Task directions:
From the data below, copy each line that includes the word "name".

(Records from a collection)
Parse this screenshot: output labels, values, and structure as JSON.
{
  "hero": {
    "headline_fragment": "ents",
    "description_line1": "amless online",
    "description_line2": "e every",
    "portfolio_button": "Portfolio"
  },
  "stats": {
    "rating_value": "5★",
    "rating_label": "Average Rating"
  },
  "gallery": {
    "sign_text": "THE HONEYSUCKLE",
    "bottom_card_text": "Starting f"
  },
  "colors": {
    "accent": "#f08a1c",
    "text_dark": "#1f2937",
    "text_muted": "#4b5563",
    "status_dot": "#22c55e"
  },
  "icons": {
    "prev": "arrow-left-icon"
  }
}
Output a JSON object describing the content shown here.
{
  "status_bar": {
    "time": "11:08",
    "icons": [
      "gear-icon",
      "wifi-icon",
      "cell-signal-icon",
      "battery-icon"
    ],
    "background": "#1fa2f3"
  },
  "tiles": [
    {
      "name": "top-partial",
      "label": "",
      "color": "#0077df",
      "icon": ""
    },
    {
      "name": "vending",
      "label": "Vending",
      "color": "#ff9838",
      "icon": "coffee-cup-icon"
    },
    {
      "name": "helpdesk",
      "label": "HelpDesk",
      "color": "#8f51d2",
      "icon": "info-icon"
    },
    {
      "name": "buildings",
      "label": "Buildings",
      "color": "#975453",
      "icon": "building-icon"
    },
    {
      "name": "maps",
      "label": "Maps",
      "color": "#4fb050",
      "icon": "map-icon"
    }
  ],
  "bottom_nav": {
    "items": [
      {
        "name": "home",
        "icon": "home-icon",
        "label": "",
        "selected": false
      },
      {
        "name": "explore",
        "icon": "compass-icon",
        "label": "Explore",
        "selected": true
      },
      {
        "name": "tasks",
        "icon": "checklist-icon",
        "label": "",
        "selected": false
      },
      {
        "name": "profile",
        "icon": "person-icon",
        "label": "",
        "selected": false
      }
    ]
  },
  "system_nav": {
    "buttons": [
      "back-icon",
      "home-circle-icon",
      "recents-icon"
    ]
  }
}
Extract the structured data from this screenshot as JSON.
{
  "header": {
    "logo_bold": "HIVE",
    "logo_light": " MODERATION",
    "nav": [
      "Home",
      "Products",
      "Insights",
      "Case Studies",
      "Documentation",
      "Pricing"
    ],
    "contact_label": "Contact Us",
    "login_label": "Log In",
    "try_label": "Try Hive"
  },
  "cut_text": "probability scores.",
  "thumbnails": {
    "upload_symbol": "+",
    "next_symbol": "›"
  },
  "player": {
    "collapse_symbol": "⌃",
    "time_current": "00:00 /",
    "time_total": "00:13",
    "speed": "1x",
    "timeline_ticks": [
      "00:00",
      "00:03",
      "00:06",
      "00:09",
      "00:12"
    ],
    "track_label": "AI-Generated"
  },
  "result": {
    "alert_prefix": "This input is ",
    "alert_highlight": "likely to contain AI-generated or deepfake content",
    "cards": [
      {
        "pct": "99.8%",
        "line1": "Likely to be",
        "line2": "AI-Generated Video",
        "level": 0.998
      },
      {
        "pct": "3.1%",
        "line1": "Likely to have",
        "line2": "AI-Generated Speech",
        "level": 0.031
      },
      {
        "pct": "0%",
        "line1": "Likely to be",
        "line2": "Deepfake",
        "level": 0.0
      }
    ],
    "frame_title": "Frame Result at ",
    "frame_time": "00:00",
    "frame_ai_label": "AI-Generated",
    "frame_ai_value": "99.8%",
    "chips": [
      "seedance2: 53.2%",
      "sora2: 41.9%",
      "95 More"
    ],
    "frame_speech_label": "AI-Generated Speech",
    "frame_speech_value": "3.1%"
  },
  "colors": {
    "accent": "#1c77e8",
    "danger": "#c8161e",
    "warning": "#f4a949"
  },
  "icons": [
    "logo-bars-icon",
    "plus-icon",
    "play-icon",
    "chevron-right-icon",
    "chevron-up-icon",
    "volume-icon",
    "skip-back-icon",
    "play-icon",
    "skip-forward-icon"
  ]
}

Answer space:
      "name": "top-partial",
      "name": "vending",
      "name": "helpdesk",
      "name": "buildings",
      "name": "maps",
        "name": "home",
        "name": "explore",
        "name": "tasks",
        "name": "profile",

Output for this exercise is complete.